The third programme is dedicated to diaries and film letters, taking its title from one of the films in it, Pocos son los que conocen el secreto del amor (There are few who know the secret of love). Here we have a letter to her daughter Andrea for her 21st birthday, and several films in which she breaks down her loving relationship with Rafael Maino with unique sincerity and sensuality in vital collages of images sometimes accompanied by her voice. There is also the diary entitled Capricorn 1978, a collection of Super 8 rolls that are especially delicate and attached to textures, to observation of detail and the miracle of life (and death). 

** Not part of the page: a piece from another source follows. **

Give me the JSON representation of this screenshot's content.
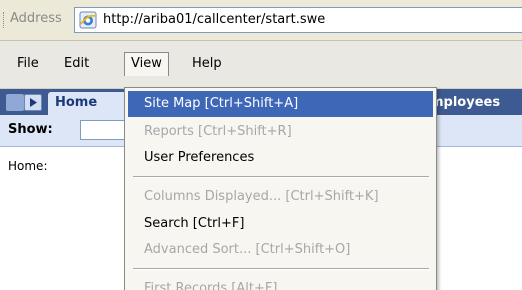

The cycle ends with the programme “The artist’s workshop”, which shows some of Hirsch’s best-known works, and also those closest to contemporary art: those related to happenings and with structural cinema, all of them linked in one way or another to her Buenos Aires workshop. In an exercise of temporal comings and goings, the programme begins by introducing us to space in Taller (Workshop), a film that gets the off-screen imagination going: a fixed shot of a corner of the workshop that contains the entire workshop thanks to the voiceover description we hear off-screen. Retrato de una artista como ser humano (Portrait of an artist as a human being) presents us with a kind of small and playful artistic biography in which we see the “making of” of happenings like Marabunta (Rabble) and films like Cancionces Napolitanas (Neapolitan songs), before going on to see those works themselves, in addition to a recording of the Edgardo happening. The feeling of community permeating the workshop inhabited by Narcisa runs through all of these films, as occurs in Testamento y vida interior (Testament and inner life), where she films her studio again and sees herself in a coffin carried by her friends from the streets of Buenos Aires to the snows of Patagonia. The programme closes with Come Out, her key work, a replica of the discovery that Michael Snow’s Wavelength meant for her. A zoom-out (which moves at the same time as the sound work by Steve Reich accompanying it, based on the increasingly accelerated repetition of a phrase) that works like a mirror to the zoom-in of Pradera (Meadow), with which we opened the cycle. 

We go out again into the world after Narcisa, but we are no longer the same.

Elena Duque